Furthermore, Mr. Dery did not think these new Cedi notes will add any value to the cedi which has struggled to keep pace with major currencies on the international market.
“If you can go and polish our own currency at a cost to the taxpayer and you are not willing to tell us how much it costs us then that is a complete financial loss to the state.”
“Definitely it is going to cost you and me to pay for it and it doesn’t add any value to our current situation in the commercial market, the cedi to the dollar and any other currencies.”
In contrast, in announcing the new cedi notes, the governor of the Bank of Ghana said the face value of the cedi compared to the US dollar over the past 12 years had eroded due to sustained periods of high inflation and depreciation.
But the BoG expects the new notes to address the deadweight burden on the economy from the past inflation and cedi depreciation.
It also said the structure of the banknotes denomination has changed resulting in a shift in demand for higher denominations.
According to the Central Bank, GH¢50 and GH¢20 notes account for about 70 percent of the total demand of notes.
“Introduction of the higher value denominations in circulation are therefore necessary to ensure customer convenience, reduction in the costs of printing and other currency management processes,” the BoG added.

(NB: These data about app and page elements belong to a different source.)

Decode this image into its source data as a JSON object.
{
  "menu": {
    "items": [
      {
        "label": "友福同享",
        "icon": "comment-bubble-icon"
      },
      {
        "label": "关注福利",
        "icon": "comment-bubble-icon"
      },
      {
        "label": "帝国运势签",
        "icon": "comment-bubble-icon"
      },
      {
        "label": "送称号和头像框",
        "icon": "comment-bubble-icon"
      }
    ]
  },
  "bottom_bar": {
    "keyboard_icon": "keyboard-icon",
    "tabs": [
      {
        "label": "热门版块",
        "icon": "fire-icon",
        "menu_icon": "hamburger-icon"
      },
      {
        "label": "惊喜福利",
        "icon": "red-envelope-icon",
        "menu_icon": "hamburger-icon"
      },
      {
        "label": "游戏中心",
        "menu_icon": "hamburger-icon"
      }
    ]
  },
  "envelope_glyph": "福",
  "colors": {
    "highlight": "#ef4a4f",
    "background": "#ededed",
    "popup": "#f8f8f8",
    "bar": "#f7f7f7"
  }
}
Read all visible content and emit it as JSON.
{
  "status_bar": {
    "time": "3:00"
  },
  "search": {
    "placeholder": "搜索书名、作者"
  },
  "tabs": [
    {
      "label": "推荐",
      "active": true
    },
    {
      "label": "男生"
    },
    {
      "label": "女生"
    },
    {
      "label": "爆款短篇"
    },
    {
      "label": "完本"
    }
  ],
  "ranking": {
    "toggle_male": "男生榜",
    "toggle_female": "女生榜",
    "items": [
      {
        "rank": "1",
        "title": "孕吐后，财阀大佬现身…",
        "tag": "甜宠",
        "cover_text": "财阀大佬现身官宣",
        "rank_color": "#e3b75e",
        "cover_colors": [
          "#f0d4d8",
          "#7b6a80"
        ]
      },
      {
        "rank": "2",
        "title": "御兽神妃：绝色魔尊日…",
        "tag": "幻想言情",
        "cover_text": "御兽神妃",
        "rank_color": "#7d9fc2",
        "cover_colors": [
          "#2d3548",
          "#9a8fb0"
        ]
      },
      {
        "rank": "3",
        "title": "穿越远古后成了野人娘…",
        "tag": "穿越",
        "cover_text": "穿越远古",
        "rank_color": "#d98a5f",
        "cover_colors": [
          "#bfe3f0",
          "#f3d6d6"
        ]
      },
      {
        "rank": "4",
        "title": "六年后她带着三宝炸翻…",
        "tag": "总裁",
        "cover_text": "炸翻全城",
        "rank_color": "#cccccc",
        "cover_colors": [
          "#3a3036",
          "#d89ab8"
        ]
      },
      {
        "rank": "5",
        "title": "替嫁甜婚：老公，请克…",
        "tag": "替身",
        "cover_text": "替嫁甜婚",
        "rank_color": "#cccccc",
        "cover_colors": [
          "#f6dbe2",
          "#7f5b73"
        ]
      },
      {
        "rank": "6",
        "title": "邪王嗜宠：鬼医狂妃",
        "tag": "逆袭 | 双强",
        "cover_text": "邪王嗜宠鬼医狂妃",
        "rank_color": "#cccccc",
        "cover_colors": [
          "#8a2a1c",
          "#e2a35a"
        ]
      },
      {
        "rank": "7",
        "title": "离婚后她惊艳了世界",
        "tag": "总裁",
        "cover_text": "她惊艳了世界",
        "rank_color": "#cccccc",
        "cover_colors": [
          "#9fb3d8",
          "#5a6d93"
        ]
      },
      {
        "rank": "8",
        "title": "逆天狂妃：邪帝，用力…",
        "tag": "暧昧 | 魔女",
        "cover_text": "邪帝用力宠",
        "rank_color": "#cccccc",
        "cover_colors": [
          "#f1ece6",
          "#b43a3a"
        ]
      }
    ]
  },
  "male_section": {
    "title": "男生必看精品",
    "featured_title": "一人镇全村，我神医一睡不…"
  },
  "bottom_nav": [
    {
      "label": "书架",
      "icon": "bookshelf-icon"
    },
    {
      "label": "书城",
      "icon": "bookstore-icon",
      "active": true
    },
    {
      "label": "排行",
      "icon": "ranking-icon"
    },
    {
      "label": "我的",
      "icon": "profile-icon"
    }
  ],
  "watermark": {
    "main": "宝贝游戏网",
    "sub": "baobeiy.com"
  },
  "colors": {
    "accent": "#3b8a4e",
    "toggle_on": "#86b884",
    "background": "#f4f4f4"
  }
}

The Bank of Ghana also introduced GH¢2 coins which it intends to gradually replace its lower Cedi banknotes denominations with and reduce printing costs.
In line with this, the Bank of Ghana will embark on “a vigorous campaign among road transport workers, market operators, small businesses, supermarkets, vendors and others to create avenues for the usage of the coins including develop infrastructures for coin usage.”